African leaders generally welcomed the prospect of a deal.
Finance Minister Kwadwo Baah-Wiredu of Ghana, which would benefit from debt relief, said on Friday that African leaders must live up to their part of the deal in ensuring that the money from debt relief is spent wisely.
"We need to reinvest well enough whatever we get from it," he said.
A spokesman for Ugandan President Yoweri Museveni said debt was "killing" small countries.
He added: "On the one hand of course, we are grateful this is being done but we do get these things said all the time and, number one, sometimes the money doesn't turn up and if it does turn up it is late."

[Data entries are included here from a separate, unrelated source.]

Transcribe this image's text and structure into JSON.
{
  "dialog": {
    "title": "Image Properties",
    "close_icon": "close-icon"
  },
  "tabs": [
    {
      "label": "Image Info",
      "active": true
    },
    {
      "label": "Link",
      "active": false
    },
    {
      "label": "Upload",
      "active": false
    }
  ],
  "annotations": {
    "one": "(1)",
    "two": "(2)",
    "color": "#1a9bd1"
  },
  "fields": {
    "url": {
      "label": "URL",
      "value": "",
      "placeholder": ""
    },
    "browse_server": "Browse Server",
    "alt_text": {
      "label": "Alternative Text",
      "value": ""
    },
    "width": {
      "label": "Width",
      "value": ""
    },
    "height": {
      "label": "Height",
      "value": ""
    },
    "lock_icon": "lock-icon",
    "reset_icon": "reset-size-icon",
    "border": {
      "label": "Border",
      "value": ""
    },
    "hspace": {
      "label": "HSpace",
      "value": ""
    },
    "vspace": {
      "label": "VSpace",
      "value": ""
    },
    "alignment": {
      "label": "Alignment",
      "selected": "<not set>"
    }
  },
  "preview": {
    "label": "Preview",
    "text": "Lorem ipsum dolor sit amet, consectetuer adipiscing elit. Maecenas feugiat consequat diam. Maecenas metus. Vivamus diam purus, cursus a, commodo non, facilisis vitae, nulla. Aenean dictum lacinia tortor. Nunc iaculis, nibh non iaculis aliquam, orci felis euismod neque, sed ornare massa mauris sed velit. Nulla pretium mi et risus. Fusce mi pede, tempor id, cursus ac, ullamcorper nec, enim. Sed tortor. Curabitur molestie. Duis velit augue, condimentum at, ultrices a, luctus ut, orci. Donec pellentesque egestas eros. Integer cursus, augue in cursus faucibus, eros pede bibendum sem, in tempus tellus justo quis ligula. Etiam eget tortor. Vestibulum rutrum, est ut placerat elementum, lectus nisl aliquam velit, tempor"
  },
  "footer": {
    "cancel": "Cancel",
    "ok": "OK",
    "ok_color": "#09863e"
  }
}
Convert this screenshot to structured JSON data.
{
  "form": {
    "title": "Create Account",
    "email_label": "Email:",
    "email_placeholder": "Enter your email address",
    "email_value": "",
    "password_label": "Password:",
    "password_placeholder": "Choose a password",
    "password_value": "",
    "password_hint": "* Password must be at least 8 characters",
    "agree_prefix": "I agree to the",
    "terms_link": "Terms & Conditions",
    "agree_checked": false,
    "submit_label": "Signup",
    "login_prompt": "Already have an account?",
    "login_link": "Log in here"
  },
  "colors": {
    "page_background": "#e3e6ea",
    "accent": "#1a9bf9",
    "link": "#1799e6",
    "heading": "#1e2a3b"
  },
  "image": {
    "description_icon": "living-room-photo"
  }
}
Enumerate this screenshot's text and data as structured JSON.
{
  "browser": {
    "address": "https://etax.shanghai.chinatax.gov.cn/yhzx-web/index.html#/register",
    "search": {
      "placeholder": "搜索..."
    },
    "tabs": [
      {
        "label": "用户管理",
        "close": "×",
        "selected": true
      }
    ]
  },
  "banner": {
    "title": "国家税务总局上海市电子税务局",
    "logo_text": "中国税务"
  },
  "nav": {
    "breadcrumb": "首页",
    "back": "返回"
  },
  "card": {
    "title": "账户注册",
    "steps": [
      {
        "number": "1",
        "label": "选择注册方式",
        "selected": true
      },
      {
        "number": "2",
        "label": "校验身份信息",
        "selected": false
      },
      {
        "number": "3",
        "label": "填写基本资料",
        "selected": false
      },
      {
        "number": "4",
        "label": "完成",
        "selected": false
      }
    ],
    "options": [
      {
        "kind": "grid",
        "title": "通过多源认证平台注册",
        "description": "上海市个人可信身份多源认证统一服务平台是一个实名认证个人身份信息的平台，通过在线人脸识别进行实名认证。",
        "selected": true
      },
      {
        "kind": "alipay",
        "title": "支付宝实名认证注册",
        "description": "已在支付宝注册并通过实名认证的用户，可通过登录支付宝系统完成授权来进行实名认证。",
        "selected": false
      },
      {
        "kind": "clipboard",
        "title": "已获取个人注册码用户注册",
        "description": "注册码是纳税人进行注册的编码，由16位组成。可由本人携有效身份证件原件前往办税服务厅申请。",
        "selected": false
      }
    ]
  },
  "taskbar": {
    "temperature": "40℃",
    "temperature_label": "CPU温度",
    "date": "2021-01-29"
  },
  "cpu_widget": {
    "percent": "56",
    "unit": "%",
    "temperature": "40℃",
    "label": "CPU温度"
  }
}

The G8 countries are United States, Canada, Britain, France, Germany, Italy, Japan and Russia.
The 27 countries who are eligible for debt relief under the HIPC (highly-indebted poor countries initiative) and the 18 who have reached completion point in bold: Benin, Bolivia, Burkina Faso, Cameroon, Chad, Democratic Republic of Congo, Ethiopia, Gambia, Ghana, Guinea, Guinea Bissau, Guyana, Honduras, Madagascar, Malawi, Mali, Mauritania, Mozambique, Nicaragua, Niger, Rwanda, Sao Tome Principe, Senegal, Sierra Leone, Tanzania, Uganda, and Zambia.
The 11 countries who theoretically qualify for debt relief but have not been allowed to join so far are: Angola, Burundi, Central African Republic, Ivory Coast, Comoros, Congo, Liberia, Mynamar, Somalia, Sudan, Togo.
Jubilee Debt Campaign argue that the figures show that another 24 countries qualify as needing full debt relief if they are to have the resources necessary to meet the Millennium Development Goals: Azerbaijan, Bangladesh, Cambodia, Equatorial Guinea, Eritrea, Georgia, Haiti, India, Indonesia, Kenya, Korea, Kyrgyz Republic, Lesotho, Nepal, Moldova, Nigeria, Pakistan, Sri Lanka, Tajikistan, Uzbekistan, Vanuatu, Vietnam, Yemen and Zimbabwe.